Methods: A mixed-methods study including (1) a quantitative analysis of prescribing data; (2) a qualitative documentary analysis of nalmefene marketing; and (3) semi-structured interviews (n=19) with alcohol treatment and policy professionals.
Findings: (1) Nalmefene prescribing in UK primary care was low, apart from a temporary increase after nalmefene was recommended by the National Institute for Health and Care Excellence (NICE) in 2014, and prescribing was poorly aligned with licensing conditions; (2) An extensive range of marketing activities for nalmefene was undertaken by the pharmaceutical company, Lundbeck, creating opportunities to influence nalmefene uptake in UK alcohol treatment; (3) Whilst marketing activities may have garnered some support for nalmefene, there remained substantial barriers to its use, including poor compatibility with current models of alcohol treatment, and a lack of skills, resources and confidence in primary care to treat alcohol dependence.

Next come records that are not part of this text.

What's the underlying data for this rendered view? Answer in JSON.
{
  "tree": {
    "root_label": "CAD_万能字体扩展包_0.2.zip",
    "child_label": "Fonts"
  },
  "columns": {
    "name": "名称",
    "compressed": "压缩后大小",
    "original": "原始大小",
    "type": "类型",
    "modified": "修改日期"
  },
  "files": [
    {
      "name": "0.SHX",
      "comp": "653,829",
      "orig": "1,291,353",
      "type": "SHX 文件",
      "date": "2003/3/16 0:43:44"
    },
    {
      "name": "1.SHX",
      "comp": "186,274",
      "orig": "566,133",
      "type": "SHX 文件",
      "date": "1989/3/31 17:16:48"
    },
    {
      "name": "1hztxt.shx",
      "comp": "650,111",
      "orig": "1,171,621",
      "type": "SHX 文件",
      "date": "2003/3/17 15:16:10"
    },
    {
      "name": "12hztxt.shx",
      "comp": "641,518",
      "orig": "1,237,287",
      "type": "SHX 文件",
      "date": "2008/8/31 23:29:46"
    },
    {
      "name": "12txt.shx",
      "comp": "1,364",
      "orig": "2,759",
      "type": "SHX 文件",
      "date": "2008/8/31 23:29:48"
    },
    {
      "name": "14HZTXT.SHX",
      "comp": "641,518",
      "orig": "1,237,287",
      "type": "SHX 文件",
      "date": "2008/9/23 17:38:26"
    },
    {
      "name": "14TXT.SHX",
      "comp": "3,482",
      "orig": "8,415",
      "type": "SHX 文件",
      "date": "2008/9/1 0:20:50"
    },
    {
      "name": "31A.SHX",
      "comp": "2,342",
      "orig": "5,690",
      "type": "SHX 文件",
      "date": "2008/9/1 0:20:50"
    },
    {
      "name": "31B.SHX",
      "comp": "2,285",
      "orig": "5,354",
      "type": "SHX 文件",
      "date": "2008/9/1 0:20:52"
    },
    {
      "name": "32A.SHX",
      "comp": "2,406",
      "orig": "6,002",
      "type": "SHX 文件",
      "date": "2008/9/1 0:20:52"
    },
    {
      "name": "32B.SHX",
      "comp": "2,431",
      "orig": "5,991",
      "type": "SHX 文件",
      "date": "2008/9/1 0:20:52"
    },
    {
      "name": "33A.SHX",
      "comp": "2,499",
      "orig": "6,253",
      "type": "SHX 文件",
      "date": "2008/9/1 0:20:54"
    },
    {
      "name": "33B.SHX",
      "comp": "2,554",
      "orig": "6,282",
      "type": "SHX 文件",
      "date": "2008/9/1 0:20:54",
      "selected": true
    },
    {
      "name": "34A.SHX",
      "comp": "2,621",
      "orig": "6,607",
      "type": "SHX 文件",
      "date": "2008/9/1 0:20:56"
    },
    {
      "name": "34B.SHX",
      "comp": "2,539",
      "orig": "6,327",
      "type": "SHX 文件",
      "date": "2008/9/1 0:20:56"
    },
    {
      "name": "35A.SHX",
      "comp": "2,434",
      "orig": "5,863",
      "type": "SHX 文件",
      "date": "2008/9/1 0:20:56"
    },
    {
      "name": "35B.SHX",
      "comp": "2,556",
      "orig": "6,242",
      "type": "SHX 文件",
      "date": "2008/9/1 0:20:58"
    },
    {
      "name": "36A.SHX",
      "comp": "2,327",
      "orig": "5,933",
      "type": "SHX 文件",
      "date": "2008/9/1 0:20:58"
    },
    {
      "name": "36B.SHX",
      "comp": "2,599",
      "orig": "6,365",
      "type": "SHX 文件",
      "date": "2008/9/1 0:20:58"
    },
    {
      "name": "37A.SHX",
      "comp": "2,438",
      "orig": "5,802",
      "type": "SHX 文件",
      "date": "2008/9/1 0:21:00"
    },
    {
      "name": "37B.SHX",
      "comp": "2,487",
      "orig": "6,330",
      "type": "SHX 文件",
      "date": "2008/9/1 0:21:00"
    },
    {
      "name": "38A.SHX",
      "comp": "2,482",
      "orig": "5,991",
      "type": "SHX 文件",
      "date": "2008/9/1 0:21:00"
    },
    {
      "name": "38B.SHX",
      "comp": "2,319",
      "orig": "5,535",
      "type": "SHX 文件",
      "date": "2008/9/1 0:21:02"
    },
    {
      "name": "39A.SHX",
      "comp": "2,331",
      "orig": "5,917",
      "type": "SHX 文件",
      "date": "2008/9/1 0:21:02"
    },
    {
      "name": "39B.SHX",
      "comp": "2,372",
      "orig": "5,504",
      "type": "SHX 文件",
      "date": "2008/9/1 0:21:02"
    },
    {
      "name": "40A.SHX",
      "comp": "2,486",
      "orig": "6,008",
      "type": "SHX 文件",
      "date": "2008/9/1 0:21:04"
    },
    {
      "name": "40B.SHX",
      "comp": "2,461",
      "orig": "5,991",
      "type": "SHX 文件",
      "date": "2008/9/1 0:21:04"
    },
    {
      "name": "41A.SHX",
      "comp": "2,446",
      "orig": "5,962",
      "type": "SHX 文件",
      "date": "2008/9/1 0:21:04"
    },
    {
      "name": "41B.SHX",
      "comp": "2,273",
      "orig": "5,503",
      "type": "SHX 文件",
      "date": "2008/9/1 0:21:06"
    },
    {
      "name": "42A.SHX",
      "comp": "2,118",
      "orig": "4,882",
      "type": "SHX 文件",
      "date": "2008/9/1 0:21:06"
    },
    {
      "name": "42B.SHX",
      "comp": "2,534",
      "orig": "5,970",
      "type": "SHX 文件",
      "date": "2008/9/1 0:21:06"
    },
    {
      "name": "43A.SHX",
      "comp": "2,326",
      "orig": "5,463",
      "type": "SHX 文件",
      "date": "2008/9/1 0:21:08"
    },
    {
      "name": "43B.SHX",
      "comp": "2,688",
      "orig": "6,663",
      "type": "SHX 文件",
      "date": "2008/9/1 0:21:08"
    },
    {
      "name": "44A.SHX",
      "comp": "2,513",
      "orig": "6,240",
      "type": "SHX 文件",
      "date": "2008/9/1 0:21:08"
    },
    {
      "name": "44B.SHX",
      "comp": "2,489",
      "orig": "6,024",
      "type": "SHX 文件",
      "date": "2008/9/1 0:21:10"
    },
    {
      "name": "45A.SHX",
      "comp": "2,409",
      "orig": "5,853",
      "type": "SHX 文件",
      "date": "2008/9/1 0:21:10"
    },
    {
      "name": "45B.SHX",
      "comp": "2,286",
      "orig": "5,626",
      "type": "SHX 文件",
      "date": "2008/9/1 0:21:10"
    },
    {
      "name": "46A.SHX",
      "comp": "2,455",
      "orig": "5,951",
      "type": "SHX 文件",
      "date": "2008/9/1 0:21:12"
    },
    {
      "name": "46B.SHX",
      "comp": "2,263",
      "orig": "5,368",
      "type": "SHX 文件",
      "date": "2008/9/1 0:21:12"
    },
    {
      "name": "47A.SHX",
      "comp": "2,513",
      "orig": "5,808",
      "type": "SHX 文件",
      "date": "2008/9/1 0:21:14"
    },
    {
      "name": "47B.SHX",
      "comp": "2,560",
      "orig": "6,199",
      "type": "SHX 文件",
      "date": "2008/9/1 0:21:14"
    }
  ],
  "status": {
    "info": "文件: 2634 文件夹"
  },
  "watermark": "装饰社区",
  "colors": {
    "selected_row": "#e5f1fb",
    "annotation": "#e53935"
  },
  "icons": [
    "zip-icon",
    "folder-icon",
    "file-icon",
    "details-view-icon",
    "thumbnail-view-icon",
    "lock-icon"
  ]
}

Conclusion: Despite limitations in existing evidence, nalmefene marketing activities helped generate support for its use in alcohol treatment in the UK. Despite this, several barriers to its use meant that uptake in UK primary care remained low. Alcohol treatment policy should be underpinned by robust evidence and free from commercial influence. The introduction of nalmefene into UK prescribing had neither of these features. Among the implications for future research and policy is a need to support publically-funded research and to engage primary care professionals in developing effective interventions and supporting them to deliver these.||en_GB|
|dc.publisher||University of Stirling||en_GB|
|dc.title||Nalmefene for the treatment of alcohol dependence: a mixed-methods study of primary care prescribing patterns, pharmaceutical marketing and other influences||en_GB|
|dc.type||Thesis or Dissertation||en_GB|
|dc.type.qualificationname||Doctor of Philosophy||en_GB|
|dc.contributor.funder||The thesis was jointly funded by University of Stirling and Alcohol Change UK (previously Alcohol Research UK)||en_GB|
|Appears in Collections:||Faculty of Health Sciences and Sport eTheses|